Exercise aim: Only a number is wanted here: the count of lines in the entries below that include the word "emoji".
** Opening Data shown block **
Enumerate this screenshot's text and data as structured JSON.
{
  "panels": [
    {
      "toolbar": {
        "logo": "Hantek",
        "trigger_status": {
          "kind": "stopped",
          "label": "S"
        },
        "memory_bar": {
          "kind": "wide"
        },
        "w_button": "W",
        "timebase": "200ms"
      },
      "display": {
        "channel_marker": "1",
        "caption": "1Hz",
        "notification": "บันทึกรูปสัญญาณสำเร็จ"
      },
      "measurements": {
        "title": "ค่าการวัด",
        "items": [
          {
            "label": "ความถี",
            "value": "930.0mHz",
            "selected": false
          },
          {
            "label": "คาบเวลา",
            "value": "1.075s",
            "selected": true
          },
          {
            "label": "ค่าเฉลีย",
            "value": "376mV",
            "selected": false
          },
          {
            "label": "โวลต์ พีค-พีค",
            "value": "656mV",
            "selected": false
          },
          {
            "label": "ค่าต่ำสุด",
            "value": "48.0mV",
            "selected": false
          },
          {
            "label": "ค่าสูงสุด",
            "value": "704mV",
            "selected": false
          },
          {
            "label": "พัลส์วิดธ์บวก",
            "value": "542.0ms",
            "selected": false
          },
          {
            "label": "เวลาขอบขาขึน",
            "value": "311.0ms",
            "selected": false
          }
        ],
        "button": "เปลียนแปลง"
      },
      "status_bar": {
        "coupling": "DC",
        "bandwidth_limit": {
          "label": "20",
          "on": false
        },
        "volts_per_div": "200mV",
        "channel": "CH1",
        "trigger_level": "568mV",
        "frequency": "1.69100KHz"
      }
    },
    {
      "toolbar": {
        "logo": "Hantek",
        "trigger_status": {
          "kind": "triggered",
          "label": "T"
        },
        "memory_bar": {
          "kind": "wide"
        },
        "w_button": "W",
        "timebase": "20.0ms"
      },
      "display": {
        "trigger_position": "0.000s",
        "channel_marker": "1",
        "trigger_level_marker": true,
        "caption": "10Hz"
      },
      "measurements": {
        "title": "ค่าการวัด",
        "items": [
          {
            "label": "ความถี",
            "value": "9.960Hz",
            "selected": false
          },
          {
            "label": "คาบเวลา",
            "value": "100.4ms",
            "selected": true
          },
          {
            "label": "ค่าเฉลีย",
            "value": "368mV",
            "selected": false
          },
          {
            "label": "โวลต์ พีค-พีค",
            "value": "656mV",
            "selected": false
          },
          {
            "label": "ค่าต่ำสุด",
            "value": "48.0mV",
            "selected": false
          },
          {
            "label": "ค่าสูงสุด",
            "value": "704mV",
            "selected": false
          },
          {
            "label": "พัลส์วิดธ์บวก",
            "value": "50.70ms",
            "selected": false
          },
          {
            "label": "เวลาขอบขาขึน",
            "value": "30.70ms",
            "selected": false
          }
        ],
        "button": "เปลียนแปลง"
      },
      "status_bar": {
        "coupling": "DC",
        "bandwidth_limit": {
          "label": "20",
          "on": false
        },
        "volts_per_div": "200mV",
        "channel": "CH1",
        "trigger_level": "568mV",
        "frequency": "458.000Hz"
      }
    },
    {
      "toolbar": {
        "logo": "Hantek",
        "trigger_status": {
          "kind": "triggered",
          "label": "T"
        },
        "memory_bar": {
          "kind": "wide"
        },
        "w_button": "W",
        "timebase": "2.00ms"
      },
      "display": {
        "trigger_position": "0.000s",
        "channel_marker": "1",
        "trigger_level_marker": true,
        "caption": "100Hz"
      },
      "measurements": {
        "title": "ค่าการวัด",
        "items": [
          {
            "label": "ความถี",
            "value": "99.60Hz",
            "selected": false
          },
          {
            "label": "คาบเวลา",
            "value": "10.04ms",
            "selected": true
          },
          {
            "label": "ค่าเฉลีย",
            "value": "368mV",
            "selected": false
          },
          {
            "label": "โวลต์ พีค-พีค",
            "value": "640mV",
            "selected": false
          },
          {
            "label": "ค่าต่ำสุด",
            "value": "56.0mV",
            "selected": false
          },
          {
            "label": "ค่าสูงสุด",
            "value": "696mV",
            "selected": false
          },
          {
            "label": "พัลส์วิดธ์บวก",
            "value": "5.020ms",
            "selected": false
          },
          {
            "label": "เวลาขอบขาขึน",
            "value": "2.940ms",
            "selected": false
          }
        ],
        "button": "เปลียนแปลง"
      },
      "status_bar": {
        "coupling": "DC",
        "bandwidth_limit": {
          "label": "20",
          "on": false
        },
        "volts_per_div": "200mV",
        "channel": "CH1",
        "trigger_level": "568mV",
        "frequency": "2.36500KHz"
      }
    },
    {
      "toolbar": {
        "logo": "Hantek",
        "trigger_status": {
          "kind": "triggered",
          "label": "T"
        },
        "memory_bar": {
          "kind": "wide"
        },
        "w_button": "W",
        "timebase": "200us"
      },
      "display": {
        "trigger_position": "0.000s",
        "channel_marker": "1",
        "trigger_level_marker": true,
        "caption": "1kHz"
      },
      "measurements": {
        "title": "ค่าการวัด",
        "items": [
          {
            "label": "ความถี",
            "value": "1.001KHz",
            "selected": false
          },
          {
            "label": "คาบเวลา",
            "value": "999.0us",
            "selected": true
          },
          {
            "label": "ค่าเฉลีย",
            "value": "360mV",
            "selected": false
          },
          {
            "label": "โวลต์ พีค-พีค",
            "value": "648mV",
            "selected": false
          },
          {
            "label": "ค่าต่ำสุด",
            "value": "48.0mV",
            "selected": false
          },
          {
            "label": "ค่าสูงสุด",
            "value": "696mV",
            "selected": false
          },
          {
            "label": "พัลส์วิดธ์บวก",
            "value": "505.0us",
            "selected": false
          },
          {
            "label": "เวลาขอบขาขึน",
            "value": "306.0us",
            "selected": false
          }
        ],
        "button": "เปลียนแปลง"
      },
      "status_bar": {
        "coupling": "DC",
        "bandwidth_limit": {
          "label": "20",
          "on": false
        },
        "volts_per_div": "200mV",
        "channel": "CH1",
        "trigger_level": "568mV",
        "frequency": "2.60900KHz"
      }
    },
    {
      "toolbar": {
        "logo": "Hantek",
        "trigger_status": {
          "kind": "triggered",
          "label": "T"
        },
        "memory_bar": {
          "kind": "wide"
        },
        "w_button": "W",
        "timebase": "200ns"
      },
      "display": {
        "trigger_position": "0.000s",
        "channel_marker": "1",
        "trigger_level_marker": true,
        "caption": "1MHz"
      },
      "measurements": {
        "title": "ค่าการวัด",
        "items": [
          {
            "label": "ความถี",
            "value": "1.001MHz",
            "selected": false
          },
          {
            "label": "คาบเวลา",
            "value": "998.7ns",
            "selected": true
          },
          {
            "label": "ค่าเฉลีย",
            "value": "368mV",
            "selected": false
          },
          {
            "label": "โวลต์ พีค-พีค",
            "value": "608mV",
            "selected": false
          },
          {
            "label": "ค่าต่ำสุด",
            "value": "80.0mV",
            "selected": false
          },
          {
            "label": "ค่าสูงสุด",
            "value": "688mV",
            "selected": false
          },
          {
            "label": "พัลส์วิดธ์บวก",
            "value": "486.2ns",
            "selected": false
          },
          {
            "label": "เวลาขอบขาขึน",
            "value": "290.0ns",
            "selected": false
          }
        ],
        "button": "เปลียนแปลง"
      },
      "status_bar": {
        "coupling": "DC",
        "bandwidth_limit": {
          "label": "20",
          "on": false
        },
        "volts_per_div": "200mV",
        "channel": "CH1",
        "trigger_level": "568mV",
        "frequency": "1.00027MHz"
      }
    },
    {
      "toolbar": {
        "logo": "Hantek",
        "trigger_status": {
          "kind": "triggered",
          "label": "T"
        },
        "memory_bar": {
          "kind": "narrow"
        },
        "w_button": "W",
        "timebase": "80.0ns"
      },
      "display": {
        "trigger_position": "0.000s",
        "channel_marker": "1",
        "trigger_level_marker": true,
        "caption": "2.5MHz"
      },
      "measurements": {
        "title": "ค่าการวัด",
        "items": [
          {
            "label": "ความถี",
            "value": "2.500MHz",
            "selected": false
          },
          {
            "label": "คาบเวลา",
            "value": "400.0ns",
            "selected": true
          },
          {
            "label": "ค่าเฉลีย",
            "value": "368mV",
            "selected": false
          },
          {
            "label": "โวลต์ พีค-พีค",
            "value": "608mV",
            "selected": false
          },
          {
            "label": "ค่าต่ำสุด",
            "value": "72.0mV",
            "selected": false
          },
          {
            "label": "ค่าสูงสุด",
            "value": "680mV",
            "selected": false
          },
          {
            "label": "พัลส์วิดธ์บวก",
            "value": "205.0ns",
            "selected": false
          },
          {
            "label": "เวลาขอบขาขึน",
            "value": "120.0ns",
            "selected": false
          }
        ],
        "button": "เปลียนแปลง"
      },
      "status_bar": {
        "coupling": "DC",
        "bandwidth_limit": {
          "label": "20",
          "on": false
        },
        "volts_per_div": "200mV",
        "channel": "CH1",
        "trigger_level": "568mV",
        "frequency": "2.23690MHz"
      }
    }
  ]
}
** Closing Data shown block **
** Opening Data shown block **
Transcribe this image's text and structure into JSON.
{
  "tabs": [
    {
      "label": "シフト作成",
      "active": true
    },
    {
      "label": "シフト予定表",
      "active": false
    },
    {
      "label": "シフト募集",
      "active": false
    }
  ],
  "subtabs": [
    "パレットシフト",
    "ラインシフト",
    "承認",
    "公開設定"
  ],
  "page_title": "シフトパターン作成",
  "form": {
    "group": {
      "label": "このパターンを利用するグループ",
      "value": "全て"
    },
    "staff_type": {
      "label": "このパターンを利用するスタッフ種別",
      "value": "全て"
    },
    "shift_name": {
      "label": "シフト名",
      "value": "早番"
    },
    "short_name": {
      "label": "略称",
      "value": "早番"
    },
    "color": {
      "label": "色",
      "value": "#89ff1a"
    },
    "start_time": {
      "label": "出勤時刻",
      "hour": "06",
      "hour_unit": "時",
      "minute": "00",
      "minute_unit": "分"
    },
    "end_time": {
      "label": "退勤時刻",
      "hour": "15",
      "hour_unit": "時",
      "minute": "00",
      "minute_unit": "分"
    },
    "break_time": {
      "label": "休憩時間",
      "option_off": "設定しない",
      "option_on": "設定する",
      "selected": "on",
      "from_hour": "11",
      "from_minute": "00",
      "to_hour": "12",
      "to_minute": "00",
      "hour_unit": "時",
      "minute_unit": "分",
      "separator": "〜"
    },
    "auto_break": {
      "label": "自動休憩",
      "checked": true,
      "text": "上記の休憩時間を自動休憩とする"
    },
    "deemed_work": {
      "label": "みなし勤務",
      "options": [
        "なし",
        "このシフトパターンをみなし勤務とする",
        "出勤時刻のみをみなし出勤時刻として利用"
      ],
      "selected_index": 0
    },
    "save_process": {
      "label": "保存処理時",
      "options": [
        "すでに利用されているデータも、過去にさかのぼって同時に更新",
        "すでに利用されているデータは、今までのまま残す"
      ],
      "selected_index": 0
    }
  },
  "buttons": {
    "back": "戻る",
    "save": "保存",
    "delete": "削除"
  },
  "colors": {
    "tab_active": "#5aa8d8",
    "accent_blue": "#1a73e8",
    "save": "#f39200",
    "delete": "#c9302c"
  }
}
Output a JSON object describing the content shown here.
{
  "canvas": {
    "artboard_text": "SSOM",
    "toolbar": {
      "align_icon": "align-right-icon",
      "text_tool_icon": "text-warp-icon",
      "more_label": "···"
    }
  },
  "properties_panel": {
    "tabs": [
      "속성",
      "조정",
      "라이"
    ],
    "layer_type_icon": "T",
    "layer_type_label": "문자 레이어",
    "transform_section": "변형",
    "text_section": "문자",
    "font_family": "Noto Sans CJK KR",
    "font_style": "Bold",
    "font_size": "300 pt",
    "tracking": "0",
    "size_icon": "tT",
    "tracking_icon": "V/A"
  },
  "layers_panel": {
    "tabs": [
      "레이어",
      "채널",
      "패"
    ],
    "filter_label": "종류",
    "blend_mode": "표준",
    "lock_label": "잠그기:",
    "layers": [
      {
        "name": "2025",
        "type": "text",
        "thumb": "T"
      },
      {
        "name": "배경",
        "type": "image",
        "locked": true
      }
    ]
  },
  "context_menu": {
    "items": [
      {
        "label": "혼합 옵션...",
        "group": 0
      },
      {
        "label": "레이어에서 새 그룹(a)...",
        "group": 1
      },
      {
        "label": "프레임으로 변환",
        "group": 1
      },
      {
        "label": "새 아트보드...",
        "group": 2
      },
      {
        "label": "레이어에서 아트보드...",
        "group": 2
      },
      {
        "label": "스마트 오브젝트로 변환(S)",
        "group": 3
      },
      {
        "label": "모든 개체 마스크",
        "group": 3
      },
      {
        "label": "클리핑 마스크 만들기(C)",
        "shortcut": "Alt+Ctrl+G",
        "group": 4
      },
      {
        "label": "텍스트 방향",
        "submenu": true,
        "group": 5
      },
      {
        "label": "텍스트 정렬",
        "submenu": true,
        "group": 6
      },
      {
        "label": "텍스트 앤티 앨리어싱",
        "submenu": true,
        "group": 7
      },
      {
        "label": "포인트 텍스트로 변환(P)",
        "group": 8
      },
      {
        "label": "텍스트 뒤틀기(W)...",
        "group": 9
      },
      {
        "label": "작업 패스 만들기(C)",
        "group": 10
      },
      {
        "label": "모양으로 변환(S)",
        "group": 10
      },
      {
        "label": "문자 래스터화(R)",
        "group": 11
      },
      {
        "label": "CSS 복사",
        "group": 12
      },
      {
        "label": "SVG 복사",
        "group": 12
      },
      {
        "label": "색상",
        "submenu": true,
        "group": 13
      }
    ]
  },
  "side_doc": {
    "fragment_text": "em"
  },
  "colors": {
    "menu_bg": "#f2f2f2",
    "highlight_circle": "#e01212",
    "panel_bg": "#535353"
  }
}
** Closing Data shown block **
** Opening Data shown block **
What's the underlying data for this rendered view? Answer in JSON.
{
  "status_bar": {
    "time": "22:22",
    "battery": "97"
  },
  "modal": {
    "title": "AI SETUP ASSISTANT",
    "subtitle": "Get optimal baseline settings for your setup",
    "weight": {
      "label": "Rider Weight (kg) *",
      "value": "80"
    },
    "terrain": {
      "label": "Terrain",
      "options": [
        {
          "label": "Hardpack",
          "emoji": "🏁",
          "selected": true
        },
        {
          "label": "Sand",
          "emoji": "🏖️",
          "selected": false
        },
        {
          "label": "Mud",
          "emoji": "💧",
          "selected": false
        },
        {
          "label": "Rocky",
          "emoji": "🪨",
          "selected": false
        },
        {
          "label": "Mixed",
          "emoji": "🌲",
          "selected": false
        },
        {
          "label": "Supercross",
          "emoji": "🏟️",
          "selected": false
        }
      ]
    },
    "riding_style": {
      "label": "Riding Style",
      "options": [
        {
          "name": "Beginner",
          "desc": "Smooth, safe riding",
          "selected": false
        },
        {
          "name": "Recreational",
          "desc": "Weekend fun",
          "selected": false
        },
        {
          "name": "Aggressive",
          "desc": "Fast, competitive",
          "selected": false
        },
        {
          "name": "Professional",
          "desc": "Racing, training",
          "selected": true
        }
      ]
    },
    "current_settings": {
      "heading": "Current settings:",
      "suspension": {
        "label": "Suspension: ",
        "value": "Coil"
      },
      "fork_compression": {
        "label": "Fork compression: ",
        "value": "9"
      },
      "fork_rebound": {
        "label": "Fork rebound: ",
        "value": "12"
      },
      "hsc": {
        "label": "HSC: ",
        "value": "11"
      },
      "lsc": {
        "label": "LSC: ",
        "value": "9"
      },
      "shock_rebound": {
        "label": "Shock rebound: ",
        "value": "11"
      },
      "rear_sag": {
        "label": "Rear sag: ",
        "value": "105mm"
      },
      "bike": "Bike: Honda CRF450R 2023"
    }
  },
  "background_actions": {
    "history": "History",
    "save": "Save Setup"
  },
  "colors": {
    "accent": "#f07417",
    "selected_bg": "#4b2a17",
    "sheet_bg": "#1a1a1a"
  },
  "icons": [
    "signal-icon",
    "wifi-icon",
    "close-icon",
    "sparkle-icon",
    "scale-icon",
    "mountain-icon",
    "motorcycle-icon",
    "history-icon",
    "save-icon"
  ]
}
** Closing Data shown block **
Answer to the problem: 6